> **Task description**
Repeat each record word for word. Leave nothing out.

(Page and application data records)
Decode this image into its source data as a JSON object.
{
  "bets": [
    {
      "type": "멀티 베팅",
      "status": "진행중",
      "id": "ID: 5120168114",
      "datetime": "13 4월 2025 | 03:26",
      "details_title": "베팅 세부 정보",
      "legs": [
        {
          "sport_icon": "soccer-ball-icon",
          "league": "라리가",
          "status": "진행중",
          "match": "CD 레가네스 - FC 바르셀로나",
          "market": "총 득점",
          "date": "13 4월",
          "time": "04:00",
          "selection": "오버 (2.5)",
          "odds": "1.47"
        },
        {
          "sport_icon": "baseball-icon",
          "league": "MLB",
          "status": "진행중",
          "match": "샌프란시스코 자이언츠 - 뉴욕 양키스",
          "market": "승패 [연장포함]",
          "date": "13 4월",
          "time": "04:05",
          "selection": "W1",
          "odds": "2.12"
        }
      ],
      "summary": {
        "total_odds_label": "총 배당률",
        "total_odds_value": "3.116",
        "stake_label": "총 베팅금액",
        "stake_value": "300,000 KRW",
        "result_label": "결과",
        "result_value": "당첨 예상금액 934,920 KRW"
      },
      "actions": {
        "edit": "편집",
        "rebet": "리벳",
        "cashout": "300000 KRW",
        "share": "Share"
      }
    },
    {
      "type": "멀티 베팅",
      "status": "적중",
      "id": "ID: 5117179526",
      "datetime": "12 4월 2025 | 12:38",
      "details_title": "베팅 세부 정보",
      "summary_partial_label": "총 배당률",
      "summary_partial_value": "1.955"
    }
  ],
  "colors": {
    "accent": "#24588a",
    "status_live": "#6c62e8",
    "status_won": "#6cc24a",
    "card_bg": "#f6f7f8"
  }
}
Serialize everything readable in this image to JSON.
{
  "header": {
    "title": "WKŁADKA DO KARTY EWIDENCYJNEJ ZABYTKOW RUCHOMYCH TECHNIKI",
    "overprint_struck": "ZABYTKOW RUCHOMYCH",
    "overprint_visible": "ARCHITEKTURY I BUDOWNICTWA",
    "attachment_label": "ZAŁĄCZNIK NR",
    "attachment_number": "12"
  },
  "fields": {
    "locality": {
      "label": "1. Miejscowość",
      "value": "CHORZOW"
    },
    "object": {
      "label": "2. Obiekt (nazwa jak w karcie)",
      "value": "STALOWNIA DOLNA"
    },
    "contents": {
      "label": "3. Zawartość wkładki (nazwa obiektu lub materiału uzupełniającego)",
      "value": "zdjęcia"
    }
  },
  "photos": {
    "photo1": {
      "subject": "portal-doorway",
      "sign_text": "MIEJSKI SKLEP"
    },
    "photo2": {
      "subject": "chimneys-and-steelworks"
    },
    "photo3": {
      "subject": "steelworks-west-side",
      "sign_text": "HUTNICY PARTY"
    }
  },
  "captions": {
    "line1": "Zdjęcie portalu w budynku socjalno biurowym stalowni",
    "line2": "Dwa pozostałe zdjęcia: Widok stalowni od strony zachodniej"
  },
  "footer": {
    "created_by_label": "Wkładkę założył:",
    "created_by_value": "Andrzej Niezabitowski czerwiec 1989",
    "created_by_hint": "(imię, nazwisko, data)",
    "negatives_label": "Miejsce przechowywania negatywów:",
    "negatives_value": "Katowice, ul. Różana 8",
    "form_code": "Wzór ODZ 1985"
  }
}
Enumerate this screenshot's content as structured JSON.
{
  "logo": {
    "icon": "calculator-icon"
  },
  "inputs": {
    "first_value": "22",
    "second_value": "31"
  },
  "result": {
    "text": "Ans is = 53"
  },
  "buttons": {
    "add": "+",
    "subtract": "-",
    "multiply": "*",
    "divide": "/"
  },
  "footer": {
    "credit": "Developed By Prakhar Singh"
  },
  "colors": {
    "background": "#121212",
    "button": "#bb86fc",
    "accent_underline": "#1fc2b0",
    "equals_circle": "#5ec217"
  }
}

> **Result of the exercise**
Decode this image into its source data as a JSON object.
{
  "bets": [
    {
      "type": "멀티 베팅",
      "status": "진행중",
      "id": "ID: 5120168114",
      "datetime": "13 4월 2025 | 03:26",
      "details_title": "베팅 세부 정보",
      "legs": [
        {
          "sport_icon": "soccer-ball-icon",
          "league": "라리가",
          "status": "진행중",
          "match": "CD 레가네스 - FC 바르셀로나",
          "market": "총 득점",
          "date": "13 4월",
          "time": "04:00",
          "selection": "오버 (2.5)",
          "odds": "1.47"
        },
        {
          "sport_icon": "baseball-icon",
          "league": "MLB",
          "status": "진행중",
          "match": "샌프란시스코 자이언츠 - 뉴욕 양키스",
          "market": "승패 [연장포함]",
          "date": "13 4월",
          "time": "04:05",
          "selection": "W1",
          "odds": "2.12"
        }
      ],
      "summary": {
        "total_odds_label": "총 배당률",
        "total_odds_value": "3.116",
        "stake_label": "총 베팅금액",
        "stake_value": "300,000 KRW",
        "result_label": "결과",
        "result_value": "당첨 예상금액 934,920 KRW"
      },
      "actions": {
        "edit": "편집",
        "rebet": "리벳",
        "cashout": "300000 KRW",
        "share": "Share"
      }
    },
    {
      "type": "멀티 베팅",
      "status": "적중",
      "id": "ID: 5117179526",
      "datetime": "12 4월 2025 | 12:38",
      "details_title": "베팅 세부 정보",
      "summary_partial_label": "총 배당률",
      "summary_partial_value": "1.955"
    }
  ],
  "colors": {
    "accent": "#24588a",
    "status_live": "#6c62e8",
    "status_won": "#6cc24a",
    "card_bg": "#f6f7f8"
  }
}
Serialize everything readable in this image to JSON.
{
  "header": {
    "title": "WKŁADKA DO KARTY EWIDENCYJNEJ ZABYTKOW RUCHOMYCH TECHNIKI",
    "overprint_struck": "ZABYTKOW RUCHOMYCH",
    "overprint_visible": "ARCHITEKTURY I BUDOWNICTWA",
    "attachment_label": "ZAŁĄCZNIK NR",
    "attachment_number": "12"
  },
  "fields": {
    "locality": {
      "label": "1. Miejscowość",
      "value": "CHORZOW"
    },
    "object": {
      "label": "2. Obiekt (nazwa jak w karcie)",
      "value": "STALOWNIA DOLNA"
    },
    "contents": {
      "label": "3. Zawartość wkładki (nazwa obiektu lub materiału uzupełniającego)",
      "value": "zdjęcia"
    }
  },
  "photos": {
    "photo1": {
      "subject": "portal-doorway",
      "sign_text": "MIEJSKI SKLEP"
    },
    "photo2": {
      "subject": "chimneys-and-steelworks"
    },
    "photo3": {
      "subject": "steelworks-west-side",
      "sign_text": "HUTNICY PARTY"
    }
  },
  "captions": {
    "line1": "Zdjęcie portalu w budynku socjalno biurowym stalowni",
    "line2": "Dwa pozostałe zdjęcia: Widok stalowni od strony zachodniej"
  },
  "footer": {
    "created_by_label": "Wkładkę założył:",
    "created_by_value": "Andrzej Niezabitowski czerwiec 1989",
    "created_by_hint": "(imię, nazwisko, data)",
    "negatives_label": "Miejsce przechowywania negatywów:",
    "negatives_value": "Katowice, ul. Różana 8",
    "form_code": "Wzór ODZ 1985"
  }
}
Enumerate this screenshot's content as structured JSON.
{
  "logo": {
    "icon": "calculator-icon"
  },
  "inputs": {
    "first_value": "22",
    "second_value": "31"
  },
  "result": {
    "text": "Ans is = 53"
  },
  "buttons": {
    "add": "+",
    "subtract": "-",
    "multiply": "*",
    "divide": "/"
  },
  "footer": {
    "credit": "Developed By Prakhar Singh"
  },
  "colors": {
    "background": "#121212",
    "button": "#bb86fc",
    "accent_underline": "#1fc2b0",
    "equals_circle": "#5ec217"
  }
}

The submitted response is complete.